Apache, MySQL and PHP on El Capitan


After upgrading to Mac OS X 10.11/El Capitan it is time to check if the webserver is still working as it should.


The file httpd.conf inside /etc/apache2 holds the main configuration of Apache. We want to check if the PHP5 and Userdir modules are loaded correctly.

Make sure the following lines are not commented out, if there is an asterisk in front of it then remove that:

LoadModule php5_module libexec/apache2/libphp5.so
LoadModule userdir_module libexec/apache2/mod_userdir.so

Also for mod_userdir make sure the following line is not commented out as well. It is referencing to an additional confguration file containing module options:

Include /private/etc/apache2/extra/httpd-userdir.conf

Lastly edit the file /private/etc/apache2/extra/httpd-userdir.conf and uncomment the following line:

Include /private/etc/apache2/users/*.conf  

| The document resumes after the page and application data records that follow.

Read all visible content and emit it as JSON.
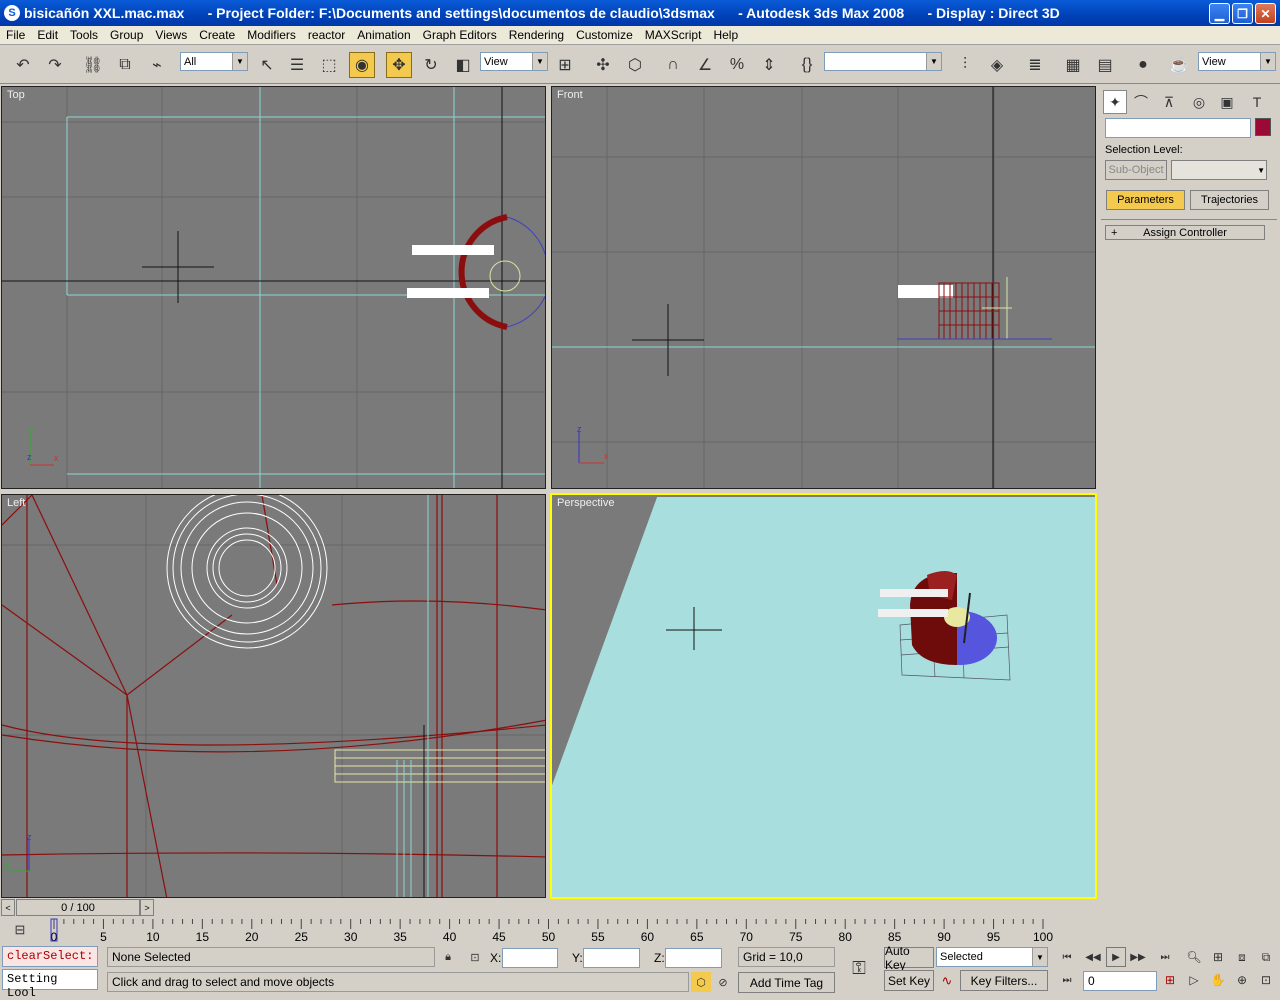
{
  "window": {
    "title": "bisicañón XXL.mac.max      - Project Folder: F:\\Documents and settings\\documentos de claudio\\3dsmax      - Autodesk 3ds Max 2008      - Display : Direct 3D",
    "buttons": [
      "minimize",
      "maximize",
      "close"
    ]
  },
  "menu": [
    "File",
    "Edit",
    "Tools",
    "Group",
    "Views",
    "Create",
    "Modifiers",
    "reactor",
    "Animation",
    "Graph Editors",
    "Rendering",
    "Customize",
    "MAXScript",
    "Help"
  ],
  "toolbar": {
    "selection_filter": "All",
    "ref_coord": "View",
    "named_selection": "",
    "render_view": "View"
  },
  "viewports": {
    "top": "Top",
    "front": "Front",
    "left": "Left",
    "perspective": "Perspective"
  },
  "colors": {
    "viewport_bg": "#7a7a7a",
    "grid": "#5e5e5e",
    "active_border": "#ffff00",
    "perspective_ground": "#a8dede",
    "object_red": "#8b0e0e",
    "object_white": "#ffffff",
    "object_color_swatch": "#9b0a34",
    "highlight_tab": "#f3c94e"
  },
  "command_panel": {
    "name_value": "",
    "selection_level_label": "Selection Level:",
    "sub_object_label": "Sub-Object",
    "tabs": [
      "Parameters",
      "Trajectories"
    ],
    "rollout": "Assign Controller",
    "rollout_sign": "+"
  },
  "time": {
    "slider_label": "0 / 100",
    "ticks": [
      "0",
      "5",
      "10",
      "15",
      "20",
      "25",
      "30",
      "35",
      "40",
      "45",
      "50",
      "55",
      "60",
      "65",
      "70",
      "75",
      "80",
      "85",
      "90",
      "95",
      "100"
    ],
    "current_frame": "0"
  },
  "status": {
    "maxscript_line1": "clearSelect:",
    "maxscript_line2": "Setting Lool",
    "selection": "None Selected",
    "prompt": "Click and drag to select and move objects",
    "x_label": "X:",
    "y_label": "Y:",
    "z_label": "Z:",
    "x_value": "",
    "y_value": "",
    "z_value": "",
    "grid": "Grid = 10,0",
    "add_time_tag": "Add Time Tag",
    "auto_key": "Auto Key",
    "set_key": "Set Key",
    "key_mode": "Selected",
    "key_filters": "Key Filters..."
  }
}
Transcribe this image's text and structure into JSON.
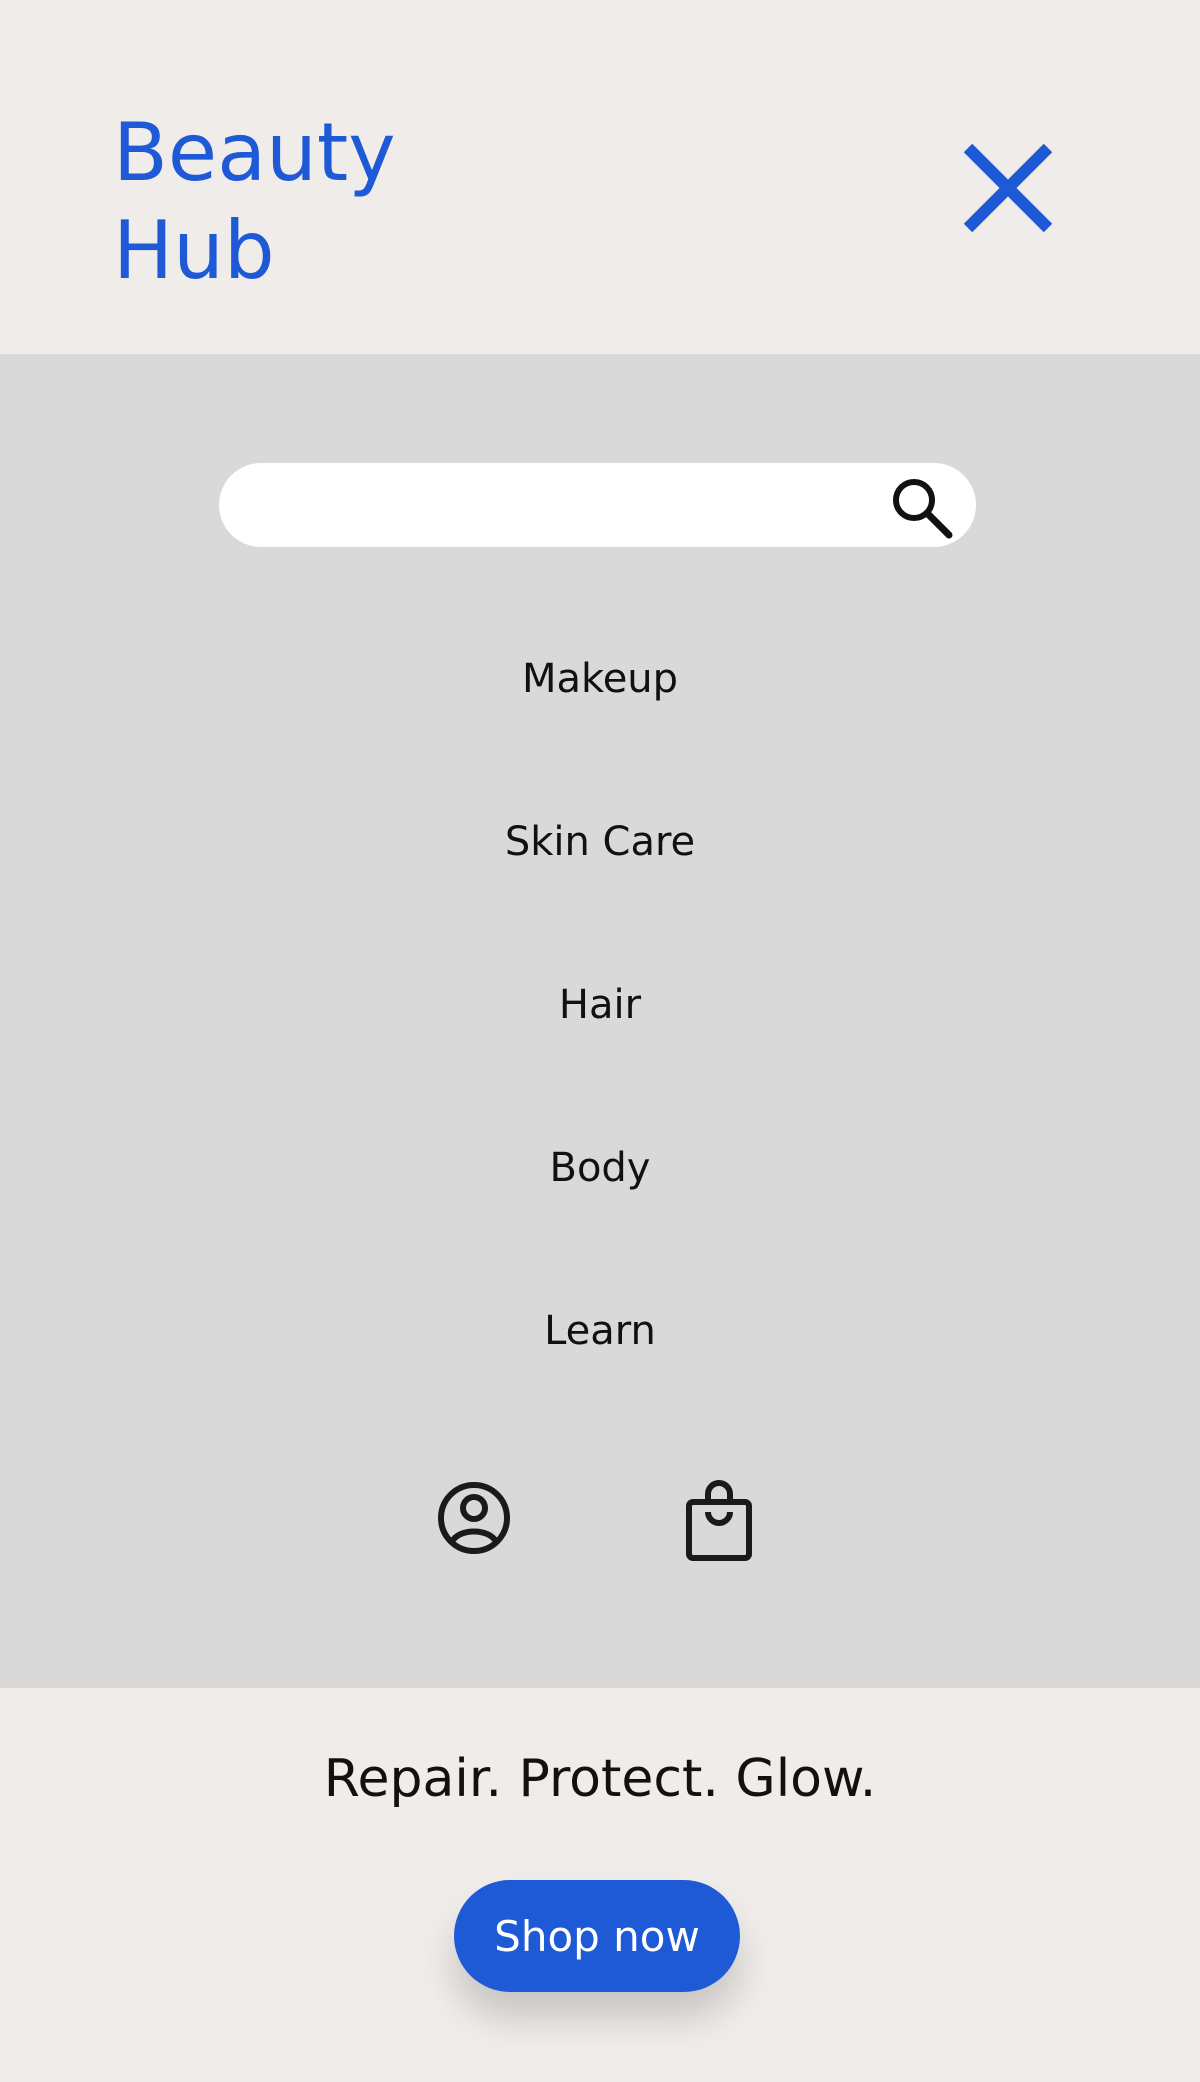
{
  "brand": {
    "line1": "Beauty",
    "line2": "Hub",
    "color": "#1f5ad6"
  },
  "header": {
    "close_icon": "close-icon"
  },
  "search": {
    "value": "",
    "placeholder": "",
    "icon": "search-icon"
  },
  "nav": {
    "items": [
      {
        "label": "Makeup"
      },
      {
        "label": "Skin Care"
      },
      {
        "label": "Hair"
      },
      {
        "label": "Body"
      },
      {
        "label": "Learn"
      }
    ]
  },
  "utility_icons": {
    "account": "account-icon",
    "bag": "shopping-bag-icon"
  },
  "hero": {
    "tagline": "Repair. Protect. Glow.",
    "cta_label": "Shop now"
  },
  "colors": {
    "accent": "#1f5ad6",
    "page_background": "#efecea",
    "menu_background": "#d9d9d9"
  }
}
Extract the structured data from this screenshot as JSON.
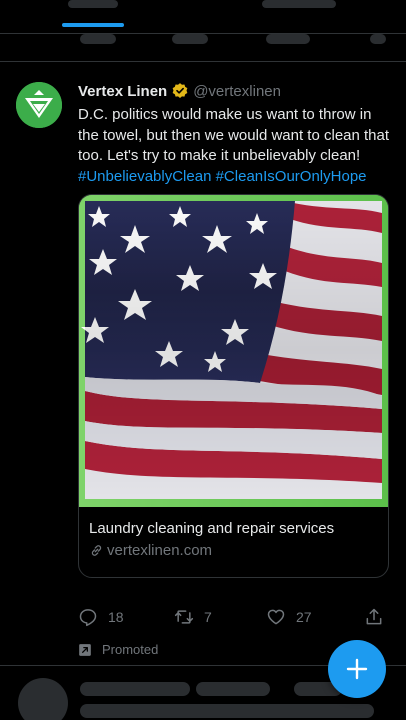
{
  "tweet": {
    "display_name": "Vertex Linen",
    "handle": "@vertexlinen",
    "text": "D.C. politics would make us want to throw in the towel, but then we would want to clean that too. Let's try to make it unbelievably clean!",
    "hashtags": [
      "#UnbelievablyClean",
      "#CleanIsOurOnlyHope"
    ],
    "card": {
      "title": "Laundry cleaning and repair services",
      "domain": "vertexlinen.com",
      "image_icon": "american-flag"
    },
    "stats": {
      "replies": "18",
      "retweets": "7",
      "likes": "27"
    },
    "promoted_label": "Promoted"
  },
  "icons": {
    "verified": "verified-badge-icon",
    "reply": "reply-icon",
    "retweet": "retweet-icon",
    "like": "heart-icon",
    "share": "share-icon",
    "promoted": "promoted-icon",
    "link": "link-icon",
    "compose": "plus-icon"
  },
  "colors": {
    "accent": "#1d9bf0",
    "brand_green": "#3cad4a",
    "verified_gold": "#e2b719",
    "muted_text": "#71767b"
  }
}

This will make sure that for every ~username/ on your server the corresponding username.conf configuration is loaded.

Restart the webserver using the following command:

sudo apachectl restart


If you have configured the userdir module you should have a file name username.conf for each user that uses the webserver inside the /etc/apache2/users directory.

Those config files usually look like this:

<Directory "/Users/username/Sites/">  
    Options Indexes MultiViews  
    AllowOverride None  
    Order allow,deny  
    Allow from all  

Unfortunately this file contains some obsolete parameters so it will not work. Change the lines:

Order allow, deny  
Allow from all  


Require all granted  

If you want to play with .htaccess options within your web projects then you should change AllowOverride None into AllowOverride All as well. So the correct file syntax should now look like this:

<Directory "/Users/username/Sites/">  
    Options Indexes MultiViews FollowSymlinks  
    AllowOverride All  
    Require all granted  

If you changed any of these options you need to restart the webserver to load in the new configuration.


Test if PHP5 works by creating a small PHP script useing the following code snippet (or use one of your own scripts of course):


Save this snippet as phpinfo.php in your ~/Sites/ directory and run it in your browser as http://localhost/~username/phpinfo.php. This should give you a nice listing of your PHP configuration.


To try something differently we are going to install MariaDB, a clone of MySQL. It can be installed through MacPorts.

sudo port install mariadb-10.0

This will install MariaDB and all of its dependencies.

sudo port select mysql mariadb-10.0

The above command will set mariadb as the default MySQL server. Now we need to setup the default database structures. If you have old databases you can skip this step. This page has more information about this step.

sudo mysql_install_db --user=mysql

The following plist file can be used to start up the server at each boot:

<?xml version='1.0' encoding='UTF-8'?>
<!DOCTYPE plist PUBLIC "-//Apple//DTD PLIST 1.0//EN" "http://www.apple.com/DTDs/PropertyList-1.0.dtd" >
<plist version='1.0'>

This article is my 30th oldest. It is 457 words long.